By Richard Muponde
GOVERNMENT has instituted investigations into the sale of contaminated meat by some abattoirs, butcheries and illegal meat traders, which is putting the lives of the public at risk.
Cabinet resolved at yesterday’s meeting that culprits be brought to book.
“Regarding the reported slaughter and sale of contaminated cattle, the minister (Perrance Shiri, Agriculture) advised that as per procedure, the Veterinary Services Department supervises the slaughter of all livestock, while the distribution is monitored by the Ministry of Health and Child Care,” part of the post-Cabinet statement read.
“However, the reports are being investigated and the public with further information is urged to report to the relevant authorities.”
The decision came after the social media went ablaze with claims that some abattoirs were selling meat for human consumption from beasts killed by theileriosis, commonly referred to as January disease as well as foot and mouth disease.
Cabinet also revealed that the Central Veterinary Laboratory was in the process of producing vaccines to vaccinate livestock against diseases.
“With respect to livestock development, the minister reported that … the Central Veterinary Laboratory, in liaison with other research institutions, is in the process of producing vaccines for such diseases as theileriosis (January disease) as an import substitution measure.
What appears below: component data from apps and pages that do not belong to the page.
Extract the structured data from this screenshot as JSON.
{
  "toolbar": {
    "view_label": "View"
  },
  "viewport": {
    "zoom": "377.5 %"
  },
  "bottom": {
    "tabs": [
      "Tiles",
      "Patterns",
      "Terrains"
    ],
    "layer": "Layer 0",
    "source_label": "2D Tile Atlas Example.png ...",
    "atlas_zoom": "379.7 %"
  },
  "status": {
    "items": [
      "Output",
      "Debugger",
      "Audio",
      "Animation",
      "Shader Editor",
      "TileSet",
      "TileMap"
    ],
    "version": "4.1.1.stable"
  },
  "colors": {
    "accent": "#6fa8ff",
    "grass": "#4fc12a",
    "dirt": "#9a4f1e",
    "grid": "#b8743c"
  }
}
Other interventions to improve drought resilience for small holder livestock farmers include establishing pasture production sites and see multiplication centre to improve livestock,” Cabinet said.
Late last year, authorities shut down several butcheries for using embalming chemicals as meat preservatives to counter the adverse effects of load-shedding.